Simply Wall St

There's no doubt that money can be made by owning shares of unprofitable businesses. For example, although Amazon.com made losses for many years after listing, if you had bought and held the shares since 1999, you would have made a fortune. Having said that, unprofitable companies are risky because they could potentially burn through all their cash and become distressed.

So, the natural question for Biome Technologies (LON:BIOM) shareholders is whether they should be concerned by its rate of cash burn. For the purpose of this article, we'll define cash burn as the amount of cash the company is spending each year to fund its growth (also called its negative free cash flow). The first step is to compare its cash burn with its cash reserves, to give us its 'cash runway'.

View our latest analysis for Biome Technologies

When Might Biome Technologies Run Out Of Money?

A company's cash runway is the amount of time it would take to burn through its cash reserves at its current cash burn rate. In June 2019, Biome Technologies had UK£1.7m in cash, and was debt-free. In the last year, its cash burn was UK£581k. That means it had a cash runway of about 3.0 years as of June 2019. Arguably, that's a prudent and sensible length of runway to have. Depicted below, you can see how its cash holdings have changed over time.

AIM:BIOM Historical Debt, October 20th 2019
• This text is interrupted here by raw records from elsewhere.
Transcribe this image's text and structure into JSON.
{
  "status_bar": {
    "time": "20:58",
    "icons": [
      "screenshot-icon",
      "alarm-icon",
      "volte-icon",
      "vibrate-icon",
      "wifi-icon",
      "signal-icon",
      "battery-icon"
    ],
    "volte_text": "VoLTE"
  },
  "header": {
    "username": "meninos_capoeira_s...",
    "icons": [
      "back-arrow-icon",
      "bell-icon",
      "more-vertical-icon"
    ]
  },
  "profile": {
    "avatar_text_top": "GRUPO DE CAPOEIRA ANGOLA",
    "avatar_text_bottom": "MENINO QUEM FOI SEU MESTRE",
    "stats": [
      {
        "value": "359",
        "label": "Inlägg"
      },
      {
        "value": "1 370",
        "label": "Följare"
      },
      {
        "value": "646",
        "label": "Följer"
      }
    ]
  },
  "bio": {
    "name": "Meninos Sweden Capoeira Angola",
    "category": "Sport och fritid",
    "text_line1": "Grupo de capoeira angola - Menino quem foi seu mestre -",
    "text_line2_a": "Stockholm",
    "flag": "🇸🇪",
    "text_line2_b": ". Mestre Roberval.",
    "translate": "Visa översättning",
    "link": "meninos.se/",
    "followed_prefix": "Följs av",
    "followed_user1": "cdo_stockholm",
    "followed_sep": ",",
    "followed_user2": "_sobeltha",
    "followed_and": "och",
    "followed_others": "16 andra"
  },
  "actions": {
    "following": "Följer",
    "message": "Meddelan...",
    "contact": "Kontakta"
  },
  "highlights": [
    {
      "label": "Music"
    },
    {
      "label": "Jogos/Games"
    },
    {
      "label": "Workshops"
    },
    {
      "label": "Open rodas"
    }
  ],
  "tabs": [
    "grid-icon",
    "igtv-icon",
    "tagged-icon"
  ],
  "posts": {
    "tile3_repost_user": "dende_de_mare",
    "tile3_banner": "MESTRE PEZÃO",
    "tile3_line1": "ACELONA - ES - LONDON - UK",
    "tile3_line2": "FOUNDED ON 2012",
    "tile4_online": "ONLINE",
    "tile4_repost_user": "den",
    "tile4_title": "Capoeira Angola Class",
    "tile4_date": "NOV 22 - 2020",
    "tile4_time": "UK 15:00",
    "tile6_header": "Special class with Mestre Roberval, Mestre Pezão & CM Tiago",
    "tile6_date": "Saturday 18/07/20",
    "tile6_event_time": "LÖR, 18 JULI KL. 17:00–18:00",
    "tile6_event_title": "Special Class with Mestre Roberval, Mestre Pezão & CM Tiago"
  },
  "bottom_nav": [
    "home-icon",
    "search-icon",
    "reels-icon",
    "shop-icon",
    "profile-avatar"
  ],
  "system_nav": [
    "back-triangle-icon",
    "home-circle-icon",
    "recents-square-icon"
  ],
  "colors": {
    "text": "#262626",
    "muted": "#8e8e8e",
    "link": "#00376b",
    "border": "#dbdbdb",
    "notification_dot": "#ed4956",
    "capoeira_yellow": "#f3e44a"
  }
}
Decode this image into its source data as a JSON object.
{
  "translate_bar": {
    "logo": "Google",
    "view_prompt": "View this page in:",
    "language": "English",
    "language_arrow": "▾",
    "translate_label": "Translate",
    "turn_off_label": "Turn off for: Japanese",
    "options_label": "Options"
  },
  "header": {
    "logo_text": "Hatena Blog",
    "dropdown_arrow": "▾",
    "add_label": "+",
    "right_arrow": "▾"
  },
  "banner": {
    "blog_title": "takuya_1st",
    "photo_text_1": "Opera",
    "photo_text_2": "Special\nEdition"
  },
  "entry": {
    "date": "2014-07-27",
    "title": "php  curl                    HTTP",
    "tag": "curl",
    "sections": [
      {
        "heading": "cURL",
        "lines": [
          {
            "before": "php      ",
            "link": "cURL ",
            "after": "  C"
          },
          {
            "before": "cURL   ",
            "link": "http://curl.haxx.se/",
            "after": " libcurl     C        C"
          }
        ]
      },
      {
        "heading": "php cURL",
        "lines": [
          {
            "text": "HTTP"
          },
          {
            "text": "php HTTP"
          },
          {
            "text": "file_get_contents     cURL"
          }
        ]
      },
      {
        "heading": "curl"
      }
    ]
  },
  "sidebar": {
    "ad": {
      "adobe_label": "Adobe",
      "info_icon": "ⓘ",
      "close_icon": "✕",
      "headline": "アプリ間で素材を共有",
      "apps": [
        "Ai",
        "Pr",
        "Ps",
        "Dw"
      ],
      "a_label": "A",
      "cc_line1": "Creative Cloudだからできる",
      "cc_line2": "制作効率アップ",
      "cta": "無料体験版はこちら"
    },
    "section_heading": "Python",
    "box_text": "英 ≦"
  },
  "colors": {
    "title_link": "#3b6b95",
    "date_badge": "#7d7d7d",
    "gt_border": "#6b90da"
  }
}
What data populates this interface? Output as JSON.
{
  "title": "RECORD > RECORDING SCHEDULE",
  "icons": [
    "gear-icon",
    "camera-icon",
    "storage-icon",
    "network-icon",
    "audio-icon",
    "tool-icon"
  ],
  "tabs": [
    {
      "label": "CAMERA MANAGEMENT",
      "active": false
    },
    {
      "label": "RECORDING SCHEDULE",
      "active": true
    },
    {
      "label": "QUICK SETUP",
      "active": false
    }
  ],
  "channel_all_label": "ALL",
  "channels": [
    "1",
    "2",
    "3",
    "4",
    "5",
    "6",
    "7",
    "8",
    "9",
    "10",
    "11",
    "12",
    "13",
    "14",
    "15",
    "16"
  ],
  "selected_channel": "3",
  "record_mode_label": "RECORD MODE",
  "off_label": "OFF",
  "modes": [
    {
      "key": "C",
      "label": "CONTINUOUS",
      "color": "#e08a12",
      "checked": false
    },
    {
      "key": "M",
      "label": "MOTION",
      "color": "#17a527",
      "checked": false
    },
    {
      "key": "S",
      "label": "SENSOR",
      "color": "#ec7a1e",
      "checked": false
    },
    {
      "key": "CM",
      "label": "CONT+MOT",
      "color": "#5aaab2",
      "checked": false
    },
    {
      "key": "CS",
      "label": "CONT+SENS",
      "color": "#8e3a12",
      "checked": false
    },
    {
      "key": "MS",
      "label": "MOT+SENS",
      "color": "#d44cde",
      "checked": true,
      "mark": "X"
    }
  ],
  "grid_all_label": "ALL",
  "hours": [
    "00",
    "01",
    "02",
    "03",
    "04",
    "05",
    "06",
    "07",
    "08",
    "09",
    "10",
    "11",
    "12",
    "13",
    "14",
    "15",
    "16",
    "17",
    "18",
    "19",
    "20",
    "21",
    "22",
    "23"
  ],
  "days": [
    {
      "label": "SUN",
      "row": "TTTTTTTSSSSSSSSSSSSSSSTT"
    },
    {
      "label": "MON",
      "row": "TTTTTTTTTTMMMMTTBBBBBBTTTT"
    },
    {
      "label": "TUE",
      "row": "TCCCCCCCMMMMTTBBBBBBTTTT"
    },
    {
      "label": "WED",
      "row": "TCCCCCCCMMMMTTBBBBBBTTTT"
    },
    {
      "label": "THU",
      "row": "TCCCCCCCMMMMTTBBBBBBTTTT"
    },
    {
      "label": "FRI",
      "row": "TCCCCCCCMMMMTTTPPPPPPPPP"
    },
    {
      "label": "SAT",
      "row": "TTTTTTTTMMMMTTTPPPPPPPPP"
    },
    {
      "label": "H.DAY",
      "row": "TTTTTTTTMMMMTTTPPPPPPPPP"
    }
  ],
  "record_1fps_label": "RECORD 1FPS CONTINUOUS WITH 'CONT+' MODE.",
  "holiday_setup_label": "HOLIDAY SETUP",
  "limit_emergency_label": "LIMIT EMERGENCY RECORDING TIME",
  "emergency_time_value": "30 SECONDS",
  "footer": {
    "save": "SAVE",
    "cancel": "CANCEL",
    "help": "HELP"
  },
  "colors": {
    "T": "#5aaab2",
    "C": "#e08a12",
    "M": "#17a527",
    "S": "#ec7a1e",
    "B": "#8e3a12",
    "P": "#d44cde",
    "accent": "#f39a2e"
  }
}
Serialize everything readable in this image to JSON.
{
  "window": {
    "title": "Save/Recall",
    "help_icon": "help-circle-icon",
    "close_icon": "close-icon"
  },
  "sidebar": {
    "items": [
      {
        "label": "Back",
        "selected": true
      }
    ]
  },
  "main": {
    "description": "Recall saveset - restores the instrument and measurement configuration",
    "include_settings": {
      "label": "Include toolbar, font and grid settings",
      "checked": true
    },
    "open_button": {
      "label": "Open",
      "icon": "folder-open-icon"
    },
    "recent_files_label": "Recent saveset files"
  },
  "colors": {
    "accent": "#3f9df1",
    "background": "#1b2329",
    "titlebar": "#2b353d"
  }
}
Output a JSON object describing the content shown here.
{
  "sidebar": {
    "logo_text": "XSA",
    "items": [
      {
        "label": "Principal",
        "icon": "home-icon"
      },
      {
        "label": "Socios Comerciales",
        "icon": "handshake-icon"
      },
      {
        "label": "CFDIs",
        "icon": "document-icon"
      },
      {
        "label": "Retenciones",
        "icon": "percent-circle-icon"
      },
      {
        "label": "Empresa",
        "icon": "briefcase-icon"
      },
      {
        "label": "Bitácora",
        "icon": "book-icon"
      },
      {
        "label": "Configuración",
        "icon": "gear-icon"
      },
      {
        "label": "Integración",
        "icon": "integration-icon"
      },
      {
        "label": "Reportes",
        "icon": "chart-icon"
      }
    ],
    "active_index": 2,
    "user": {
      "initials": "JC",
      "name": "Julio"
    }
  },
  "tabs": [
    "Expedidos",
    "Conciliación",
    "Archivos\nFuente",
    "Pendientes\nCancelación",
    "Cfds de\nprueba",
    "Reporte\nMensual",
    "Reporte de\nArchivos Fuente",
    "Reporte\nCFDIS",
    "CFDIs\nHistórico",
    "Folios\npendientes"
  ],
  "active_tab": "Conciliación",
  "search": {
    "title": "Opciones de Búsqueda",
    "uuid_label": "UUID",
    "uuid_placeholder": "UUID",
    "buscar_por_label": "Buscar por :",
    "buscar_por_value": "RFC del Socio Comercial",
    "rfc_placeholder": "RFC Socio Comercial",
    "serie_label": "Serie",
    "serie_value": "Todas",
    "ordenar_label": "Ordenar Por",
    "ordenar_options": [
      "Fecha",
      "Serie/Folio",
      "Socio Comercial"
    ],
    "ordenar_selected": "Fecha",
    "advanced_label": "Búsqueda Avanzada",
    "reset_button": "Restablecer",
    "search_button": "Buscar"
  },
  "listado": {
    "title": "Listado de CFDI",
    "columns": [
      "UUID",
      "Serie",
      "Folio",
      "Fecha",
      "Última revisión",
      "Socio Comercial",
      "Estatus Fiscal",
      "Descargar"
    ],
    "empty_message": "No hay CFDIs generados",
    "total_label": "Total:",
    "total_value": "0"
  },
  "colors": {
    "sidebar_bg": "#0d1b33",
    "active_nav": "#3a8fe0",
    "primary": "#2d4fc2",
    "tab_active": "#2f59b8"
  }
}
Is Biome Technologies's Revenue Growing?

Given that Biome Technologies actually had positive free cash flow last year, before burning cash this year, we'll focus on its operating revenue to get a measure of the business trajectory. Although it's hardly brilliant growth, it's good to see the company grew revenue by 5.5% in the last year. Of course, we've only taken a quick look at the stock's growth metrics, here. You can take a look at how Biome Technologies has developed its business over time by checking this visualization of its revenue and earnings history.

How Easily Can Biome Technologies Raise Cash?

While Biome Technologies is showing solid revenue growth, it's still worth considering how easily it could raise more cash, even just to fuel faster growth. Issuing new shares, or taking on debt, are the most common ways for a listed company to raise more money for its business. One of the main advantages held by publicly listed companies is that they can sell shares to investors to raise cash to fund growth. By comparing a company's annual cash burn to its total market capitalisation, we can estimate roughly how many shares it would have to issue in order to run the company for another year (at the same burn rate).

Since it has a market capitalisation of UK£8.0m, Biome Technologies's UK£581k in cash burn equates to about 7.3% of its market value. Given that is a rather small percentage, it would probably be really easy for the company to fund another year's growth by issuing some new shares to investors, or even by taking out a loan.

Is Biome Technologies's Cash Burn A Worry?

As you can probably tell by now, we're not too worried about Biome Technologies's cash burn. For example, we think its cash runway suggests that the company is on a good path. Its weak point is its revenue growth, but even that wasn't too bad! Looking at all the measures in this article, together, we're not worried about its rate of cash burn, which seems to be under control. Notably, our data indicates that Biome Technologies insiders have been trading the shares. You can discover if they are buyers or sellers by clicking on this link.

Of course, you might find a fantastic investment by looking elsewhere. So take a peek at this free list of companies insiders are buying, and this list of stocks growth stocks (according to analyst forecasts)

We aim to bring you long-term focused research analysis driven by fundamental data. Note that our analysis may not factor in the latest price-sensitive company announcements or qualitative material.

If you spot an error that warrants correction, please contact the editor at editorial-team@simplywallst.com. This article by Simply Wall St is general in nature. It does not constitute a recommendation to buy or sell any stock, and does not take account of your objectives, or your financial situation. Simply Wall St has no position in the stocks mentioned. Thank you for reading.